No new underground storage facilities: For the second consecutive year, no new storage facilities have begun operation. Increases in working gas design capacity for the period came from expansions to existing fields. A total of 12 facilities expanded capacity by 1 Bcf or more between December 2014 and November 2015, averaging about 2 Bcf additional capacity each. Expansions were concentrated in the Midwest, where 9 of the 12 expansions occurred. All of the Midwest expansions were in depleted reservoirs. The largest expansion in the Lower 48 states was at the Bobcat Port Barre field in the South Central Salt region, which completed the addition of a fourth cavern for an increase of more than 5 Bcf.
|Estimates of Underground Natural Gas Storage Demonstrated and Design Capacity, as of November 2014 and November 2015 (billion cubic feet, unless otherwise noted)|
|Demonstrated Maximum Working Gas Volume1||Working Gas Design Capacity2||Demonstrated Maximum Working Gas Share of Working Gas Design Capacity|
|Region||(Dec 2009 - Nov 2014)||(Dec 2010 - Nov 2015)||Percent
|Nov 2014||Nov 2015||Percent
|Nov 2014||Nov 2015|
Sources: Form EIA-191, Monthly Natural Gas Underground Storage Report
Note: Design capacity information for all facilities, including inactive fields, is available in the Natural Gas Annual Respondent Query System. Monthly data are available for January 2015 on. Totals may not equal sum of components because of independent rounding. Information about storage regions is available at Storage Basics. Mentions of specific companies in this report include only information that is already publicly available in EIA's query system.
(1) Demonstrated maximum working gas volume is the sum of the highest storage inventory levels of working gas observed in each distinct storage reservoir over the previous five-year period as reported by the operator on the Form EIA- 191, Monthly Underground Gas Storage Report. The timing of the peaks for different facilities need not coincide. Inactive fields were removed from aggregate statistics.
(2) Working Gas Design Capacity is an estimate of a natural gas facility's physical working gas capacity as reported by the operator on the Form EIA-191 Monthly Underground Gas Storage Report. It represents the sum of all fields' capacities at a point in time. It is a measure based on the physical characteristics of the reservoir, installed equipment, and operating procedures particular to the site that is often certified by federal or state regulators. Inactive fields were removed from aggregate statistics.
As with last year, most currently planned storage projects are concentrated in salt formations, likely because of their high deliverability rates. Salt domes are capable of sending out natural gas within a short time, sometimes within an hour, making them more responsive to customer demand than other types of underground storage.

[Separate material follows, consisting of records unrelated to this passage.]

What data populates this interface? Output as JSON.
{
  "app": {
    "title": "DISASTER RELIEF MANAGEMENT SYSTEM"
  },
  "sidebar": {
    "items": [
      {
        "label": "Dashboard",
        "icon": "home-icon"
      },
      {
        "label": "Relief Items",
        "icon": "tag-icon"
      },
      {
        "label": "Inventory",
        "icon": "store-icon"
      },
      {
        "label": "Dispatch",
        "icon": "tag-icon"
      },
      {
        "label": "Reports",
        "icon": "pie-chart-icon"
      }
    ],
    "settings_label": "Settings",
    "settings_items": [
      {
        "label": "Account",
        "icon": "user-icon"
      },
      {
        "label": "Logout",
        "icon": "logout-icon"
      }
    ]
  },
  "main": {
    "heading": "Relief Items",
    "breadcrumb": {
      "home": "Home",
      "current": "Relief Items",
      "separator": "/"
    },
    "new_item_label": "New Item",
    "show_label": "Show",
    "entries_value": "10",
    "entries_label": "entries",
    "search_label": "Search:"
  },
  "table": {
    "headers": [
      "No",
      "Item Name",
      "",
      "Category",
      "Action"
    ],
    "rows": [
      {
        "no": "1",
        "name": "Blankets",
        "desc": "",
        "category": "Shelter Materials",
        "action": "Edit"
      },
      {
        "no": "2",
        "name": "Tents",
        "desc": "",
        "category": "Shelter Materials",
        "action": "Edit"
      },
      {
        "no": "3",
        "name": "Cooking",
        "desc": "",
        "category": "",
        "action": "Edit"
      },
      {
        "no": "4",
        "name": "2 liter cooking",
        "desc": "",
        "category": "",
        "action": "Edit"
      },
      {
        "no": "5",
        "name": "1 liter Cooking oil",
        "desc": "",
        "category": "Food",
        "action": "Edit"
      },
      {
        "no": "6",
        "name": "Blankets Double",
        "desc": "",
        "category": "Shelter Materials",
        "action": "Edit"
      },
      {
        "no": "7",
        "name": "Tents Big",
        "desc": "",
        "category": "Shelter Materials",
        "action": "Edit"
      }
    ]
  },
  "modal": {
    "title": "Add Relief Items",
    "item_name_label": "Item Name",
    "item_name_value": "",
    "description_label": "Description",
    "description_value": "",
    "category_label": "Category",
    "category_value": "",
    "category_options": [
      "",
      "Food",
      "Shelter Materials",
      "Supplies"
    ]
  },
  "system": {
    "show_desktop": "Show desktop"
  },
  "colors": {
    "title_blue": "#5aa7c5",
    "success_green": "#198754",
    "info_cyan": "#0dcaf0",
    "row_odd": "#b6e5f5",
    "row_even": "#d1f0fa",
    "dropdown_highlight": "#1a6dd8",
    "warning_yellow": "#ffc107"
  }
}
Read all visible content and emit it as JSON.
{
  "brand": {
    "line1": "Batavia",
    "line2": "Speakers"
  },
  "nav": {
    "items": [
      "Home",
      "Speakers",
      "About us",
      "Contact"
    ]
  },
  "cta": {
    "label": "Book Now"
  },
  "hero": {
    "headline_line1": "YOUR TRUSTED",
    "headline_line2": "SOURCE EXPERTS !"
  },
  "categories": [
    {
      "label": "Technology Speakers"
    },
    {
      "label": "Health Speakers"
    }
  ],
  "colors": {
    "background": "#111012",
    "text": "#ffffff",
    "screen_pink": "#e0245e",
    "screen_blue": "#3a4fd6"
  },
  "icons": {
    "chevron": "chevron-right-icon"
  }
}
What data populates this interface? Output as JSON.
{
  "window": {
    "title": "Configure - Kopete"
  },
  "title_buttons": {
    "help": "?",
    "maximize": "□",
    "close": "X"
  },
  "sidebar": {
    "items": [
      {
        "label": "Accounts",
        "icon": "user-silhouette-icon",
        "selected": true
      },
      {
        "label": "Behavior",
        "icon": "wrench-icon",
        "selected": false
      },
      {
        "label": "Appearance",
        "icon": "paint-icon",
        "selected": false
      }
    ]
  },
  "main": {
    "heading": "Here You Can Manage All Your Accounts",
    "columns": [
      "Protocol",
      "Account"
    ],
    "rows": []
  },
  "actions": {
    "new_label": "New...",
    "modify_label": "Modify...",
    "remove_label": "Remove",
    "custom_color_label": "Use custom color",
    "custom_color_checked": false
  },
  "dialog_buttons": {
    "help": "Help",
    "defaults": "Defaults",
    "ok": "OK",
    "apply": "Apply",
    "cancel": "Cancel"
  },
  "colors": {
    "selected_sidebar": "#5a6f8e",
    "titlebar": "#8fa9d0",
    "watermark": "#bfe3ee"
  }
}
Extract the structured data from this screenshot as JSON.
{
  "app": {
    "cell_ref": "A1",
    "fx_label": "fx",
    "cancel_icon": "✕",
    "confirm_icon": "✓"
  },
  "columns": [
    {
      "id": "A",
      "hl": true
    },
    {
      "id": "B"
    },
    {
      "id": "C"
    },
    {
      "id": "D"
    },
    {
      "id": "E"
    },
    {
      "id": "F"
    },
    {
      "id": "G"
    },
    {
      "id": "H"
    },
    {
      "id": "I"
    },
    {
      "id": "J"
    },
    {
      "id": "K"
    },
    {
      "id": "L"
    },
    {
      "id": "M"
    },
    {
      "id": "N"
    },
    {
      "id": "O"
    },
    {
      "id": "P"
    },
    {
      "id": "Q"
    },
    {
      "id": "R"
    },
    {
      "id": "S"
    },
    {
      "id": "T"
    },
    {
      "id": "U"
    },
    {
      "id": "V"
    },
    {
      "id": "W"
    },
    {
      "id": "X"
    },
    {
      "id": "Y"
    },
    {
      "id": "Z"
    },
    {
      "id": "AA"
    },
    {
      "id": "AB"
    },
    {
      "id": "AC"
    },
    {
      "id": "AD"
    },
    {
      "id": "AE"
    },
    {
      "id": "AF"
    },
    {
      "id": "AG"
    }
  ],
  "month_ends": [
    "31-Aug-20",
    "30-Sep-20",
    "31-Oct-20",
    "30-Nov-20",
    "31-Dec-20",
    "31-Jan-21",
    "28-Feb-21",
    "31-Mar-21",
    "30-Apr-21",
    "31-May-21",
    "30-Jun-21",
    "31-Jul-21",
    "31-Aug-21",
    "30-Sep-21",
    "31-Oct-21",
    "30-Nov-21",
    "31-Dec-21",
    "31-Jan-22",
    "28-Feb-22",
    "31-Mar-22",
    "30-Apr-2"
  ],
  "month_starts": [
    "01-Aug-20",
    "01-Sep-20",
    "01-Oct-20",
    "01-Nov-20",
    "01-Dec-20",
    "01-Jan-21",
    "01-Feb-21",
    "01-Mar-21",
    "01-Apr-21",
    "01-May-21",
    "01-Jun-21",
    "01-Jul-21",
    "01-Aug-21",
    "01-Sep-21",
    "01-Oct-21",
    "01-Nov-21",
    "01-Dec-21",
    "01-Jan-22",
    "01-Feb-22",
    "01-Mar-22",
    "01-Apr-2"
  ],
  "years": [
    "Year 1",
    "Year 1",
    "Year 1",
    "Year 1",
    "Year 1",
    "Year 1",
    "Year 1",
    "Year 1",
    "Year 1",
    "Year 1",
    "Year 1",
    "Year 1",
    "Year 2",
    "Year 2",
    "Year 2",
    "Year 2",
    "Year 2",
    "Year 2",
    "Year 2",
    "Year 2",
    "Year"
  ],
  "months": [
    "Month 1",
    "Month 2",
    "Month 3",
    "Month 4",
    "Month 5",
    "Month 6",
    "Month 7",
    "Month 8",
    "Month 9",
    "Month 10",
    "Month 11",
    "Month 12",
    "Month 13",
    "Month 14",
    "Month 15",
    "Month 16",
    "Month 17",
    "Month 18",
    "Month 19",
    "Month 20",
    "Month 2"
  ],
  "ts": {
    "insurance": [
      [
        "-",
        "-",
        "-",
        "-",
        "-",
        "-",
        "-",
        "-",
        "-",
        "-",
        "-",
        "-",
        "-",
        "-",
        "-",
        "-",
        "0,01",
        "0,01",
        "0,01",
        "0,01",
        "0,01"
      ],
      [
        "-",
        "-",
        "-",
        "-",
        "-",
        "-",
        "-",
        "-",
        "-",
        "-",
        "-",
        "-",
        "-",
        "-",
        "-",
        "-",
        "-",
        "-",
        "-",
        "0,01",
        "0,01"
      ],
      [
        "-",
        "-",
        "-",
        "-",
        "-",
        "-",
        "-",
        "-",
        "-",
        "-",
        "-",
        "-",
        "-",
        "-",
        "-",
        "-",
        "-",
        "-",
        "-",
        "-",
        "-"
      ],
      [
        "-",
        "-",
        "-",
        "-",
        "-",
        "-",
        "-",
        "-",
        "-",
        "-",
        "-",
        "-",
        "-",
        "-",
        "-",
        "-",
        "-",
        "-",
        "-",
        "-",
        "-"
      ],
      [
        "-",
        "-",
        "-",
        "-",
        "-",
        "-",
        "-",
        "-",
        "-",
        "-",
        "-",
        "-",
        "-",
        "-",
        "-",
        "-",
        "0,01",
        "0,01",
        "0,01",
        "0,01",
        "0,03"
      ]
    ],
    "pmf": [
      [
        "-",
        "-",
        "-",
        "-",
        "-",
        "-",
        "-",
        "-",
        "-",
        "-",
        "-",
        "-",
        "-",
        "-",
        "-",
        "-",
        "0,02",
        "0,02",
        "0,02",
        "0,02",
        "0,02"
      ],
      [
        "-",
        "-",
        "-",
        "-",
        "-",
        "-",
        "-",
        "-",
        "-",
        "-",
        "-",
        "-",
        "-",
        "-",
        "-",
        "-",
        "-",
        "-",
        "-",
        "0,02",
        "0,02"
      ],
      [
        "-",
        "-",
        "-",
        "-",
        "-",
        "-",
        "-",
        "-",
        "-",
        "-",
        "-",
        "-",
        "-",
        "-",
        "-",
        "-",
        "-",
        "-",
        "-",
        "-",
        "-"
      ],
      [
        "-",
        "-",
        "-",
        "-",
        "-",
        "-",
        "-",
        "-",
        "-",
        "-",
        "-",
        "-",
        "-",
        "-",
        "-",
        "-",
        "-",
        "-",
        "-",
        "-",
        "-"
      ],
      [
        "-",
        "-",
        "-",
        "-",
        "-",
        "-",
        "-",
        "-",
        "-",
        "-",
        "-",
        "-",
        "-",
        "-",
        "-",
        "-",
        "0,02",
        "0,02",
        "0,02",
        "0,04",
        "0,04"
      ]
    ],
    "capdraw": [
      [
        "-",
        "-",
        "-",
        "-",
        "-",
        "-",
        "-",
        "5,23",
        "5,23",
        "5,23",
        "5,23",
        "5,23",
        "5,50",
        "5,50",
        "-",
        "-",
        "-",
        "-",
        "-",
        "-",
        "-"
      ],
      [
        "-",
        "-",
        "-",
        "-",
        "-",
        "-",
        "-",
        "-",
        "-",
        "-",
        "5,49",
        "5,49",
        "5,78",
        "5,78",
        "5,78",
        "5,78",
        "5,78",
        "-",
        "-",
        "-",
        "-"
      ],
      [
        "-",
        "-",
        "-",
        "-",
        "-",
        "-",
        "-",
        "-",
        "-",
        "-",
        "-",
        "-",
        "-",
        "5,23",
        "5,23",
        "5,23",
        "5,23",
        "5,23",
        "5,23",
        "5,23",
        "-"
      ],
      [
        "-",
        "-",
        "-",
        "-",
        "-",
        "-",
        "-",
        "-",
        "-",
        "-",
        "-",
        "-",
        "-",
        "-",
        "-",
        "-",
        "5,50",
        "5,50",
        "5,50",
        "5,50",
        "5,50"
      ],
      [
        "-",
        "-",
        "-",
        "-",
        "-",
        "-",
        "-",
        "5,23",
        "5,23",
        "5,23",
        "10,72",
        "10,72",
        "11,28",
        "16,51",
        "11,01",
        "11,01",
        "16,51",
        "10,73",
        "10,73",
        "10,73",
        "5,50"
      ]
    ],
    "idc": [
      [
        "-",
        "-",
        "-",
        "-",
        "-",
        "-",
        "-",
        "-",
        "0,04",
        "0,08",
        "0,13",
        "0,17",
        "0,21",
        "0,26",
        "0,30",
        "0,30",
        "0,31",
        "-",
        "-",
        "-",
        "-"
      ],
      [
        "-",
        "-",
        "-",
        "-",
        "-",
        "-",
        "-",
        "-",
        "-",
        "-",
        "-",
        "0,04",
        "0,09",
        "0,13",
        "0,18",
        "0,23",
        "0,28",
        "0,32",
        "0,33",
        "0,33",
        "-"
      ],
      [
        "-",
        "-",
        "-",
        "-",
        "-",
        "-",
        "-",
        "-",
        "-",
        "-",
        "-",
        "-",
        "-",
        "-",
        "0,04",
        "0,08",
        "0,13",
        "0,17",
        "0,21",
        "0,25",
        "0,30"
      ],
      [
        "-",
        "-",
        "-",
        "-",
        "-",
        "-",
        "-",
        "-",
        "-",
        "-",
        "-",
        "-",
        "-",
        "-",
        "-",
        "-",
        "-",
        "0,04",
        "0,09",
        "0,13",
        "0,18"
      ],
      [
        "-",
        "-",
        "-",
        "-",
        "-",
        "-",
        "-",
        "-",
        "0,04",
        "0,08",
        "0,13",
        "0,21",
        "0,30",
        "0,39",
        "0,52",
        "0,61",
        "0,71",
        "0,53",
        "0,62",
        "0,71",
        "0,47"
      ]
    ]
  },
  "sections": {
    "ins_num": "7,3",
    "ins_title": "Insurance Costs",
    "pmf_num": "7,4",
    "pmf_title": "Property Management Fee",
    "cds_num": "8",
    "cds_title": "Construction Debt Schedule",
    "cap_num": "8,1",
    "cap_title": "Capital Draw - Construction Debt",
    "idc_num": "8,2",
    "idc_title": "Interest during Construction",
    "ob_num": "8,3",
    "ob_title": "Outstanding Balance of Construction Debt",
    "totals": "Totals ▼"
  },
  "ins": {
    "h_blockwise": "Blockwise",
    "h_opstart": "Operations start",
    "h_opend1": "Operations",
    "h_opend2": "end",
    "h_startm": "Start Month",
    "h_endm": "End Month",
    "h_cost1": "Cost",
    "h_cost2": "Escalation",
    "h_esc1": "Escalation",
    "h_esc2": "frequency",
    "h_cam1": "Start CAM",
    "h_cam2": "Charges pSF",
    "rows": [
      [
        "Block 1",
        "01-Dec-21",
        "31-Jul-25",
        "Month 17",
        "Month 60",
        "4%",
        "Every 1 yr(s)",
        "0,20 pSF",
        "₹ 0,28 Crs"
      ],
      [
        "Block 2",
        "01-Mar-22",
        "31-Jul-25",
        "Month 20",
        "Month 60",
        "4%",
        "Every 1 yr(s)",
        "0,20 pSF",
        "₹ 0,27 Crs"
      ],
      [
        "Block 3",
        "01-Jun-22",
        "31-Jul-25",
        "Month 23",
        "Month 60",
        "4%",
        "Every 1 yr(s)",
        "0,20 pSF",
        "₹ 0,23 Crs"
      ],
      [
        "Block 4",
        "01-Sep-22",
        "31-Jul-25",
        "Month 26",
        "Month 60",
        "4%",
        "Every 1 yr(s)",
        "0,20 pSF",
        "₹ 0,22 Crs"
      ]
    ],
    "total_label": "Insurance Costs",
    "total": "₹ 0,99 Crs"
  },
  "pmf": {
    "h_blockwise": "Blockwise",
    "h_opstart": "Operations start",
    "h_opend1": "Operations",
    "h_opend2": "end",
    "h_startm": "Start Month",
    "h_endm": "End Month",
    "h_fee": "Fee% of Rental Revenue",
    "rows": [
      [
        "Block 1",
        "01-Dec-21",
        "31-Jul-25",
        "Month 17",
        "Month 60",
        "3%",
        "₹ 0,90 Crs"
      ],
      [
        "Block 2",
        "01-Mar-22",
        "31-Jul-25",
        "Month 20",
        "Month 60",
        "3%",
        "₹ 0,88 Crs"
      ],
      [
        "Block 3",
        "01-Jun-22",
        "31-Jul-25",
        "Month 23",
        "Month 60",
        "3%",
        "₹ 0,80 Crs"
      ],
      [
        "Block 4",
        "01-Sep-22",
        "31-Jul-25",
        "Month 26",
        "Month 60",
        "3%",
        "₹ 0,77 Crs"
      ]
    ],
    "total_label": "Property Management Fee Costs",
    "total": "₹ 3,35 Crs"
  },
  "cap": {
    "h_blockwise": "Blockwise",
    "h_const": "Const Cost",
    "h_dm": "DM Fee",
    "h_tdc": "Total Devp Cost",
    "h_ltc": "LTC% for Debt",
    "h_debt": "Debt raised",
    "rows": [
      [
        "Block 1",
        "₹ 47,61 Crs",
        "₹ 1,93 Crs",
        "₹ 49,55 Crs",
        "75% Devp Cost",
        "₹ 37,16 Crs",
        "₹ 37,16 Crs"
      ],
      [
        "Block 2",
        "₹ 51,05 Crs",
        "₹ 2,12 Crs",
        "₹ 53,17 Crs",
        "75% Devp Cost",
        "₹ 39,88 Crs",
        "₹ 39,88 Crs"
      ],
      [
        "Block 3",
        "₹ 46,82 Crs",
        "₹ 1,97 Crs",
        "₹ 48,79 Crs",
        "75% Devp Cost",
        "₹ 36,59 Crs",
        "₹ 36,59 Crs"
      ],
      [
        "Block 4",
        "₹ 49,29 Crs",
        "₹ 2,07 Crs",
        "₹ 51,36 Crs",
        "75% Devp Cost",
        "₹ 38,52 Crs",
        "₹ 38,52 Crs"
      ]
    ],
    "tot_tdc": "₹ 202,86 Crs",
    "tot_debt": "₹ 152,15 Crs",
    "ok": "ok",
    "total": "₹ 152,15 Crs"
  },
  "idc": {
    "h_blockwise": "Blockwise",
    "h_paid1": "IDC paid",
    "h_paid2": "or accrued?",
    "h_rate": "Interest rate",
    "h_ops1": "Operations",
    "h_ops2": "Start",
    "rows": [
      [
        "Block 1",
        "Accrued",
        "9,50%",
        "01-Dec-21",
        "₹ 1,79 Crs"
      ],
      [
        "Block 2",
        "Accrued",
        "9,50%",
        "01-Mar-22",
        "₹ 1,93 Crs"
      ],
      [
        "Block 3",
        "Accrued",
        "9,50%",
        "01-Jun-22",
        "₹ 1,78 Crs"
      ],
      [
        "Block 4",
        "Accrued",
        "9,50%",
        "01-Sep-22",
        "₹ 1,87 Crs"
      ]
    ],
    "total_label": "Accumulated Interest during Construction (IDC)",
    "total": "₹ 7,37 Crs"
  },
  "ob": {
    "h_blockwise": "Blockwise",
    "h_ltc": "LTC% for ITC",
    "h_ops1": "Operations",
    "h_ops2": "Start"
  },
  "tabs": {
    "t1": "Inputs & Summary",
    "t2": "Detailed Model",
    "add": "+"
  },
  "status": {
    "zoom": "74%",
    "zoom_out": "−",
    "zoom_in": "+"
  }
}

In late 2015, EIA began publishing weekly data in five regions and historical data for the five region series back to 2010. The new regions were implemented in order to better group storage operators based on new market dynamics and field types. This change allows greater insight into storage movements by providing more localized data.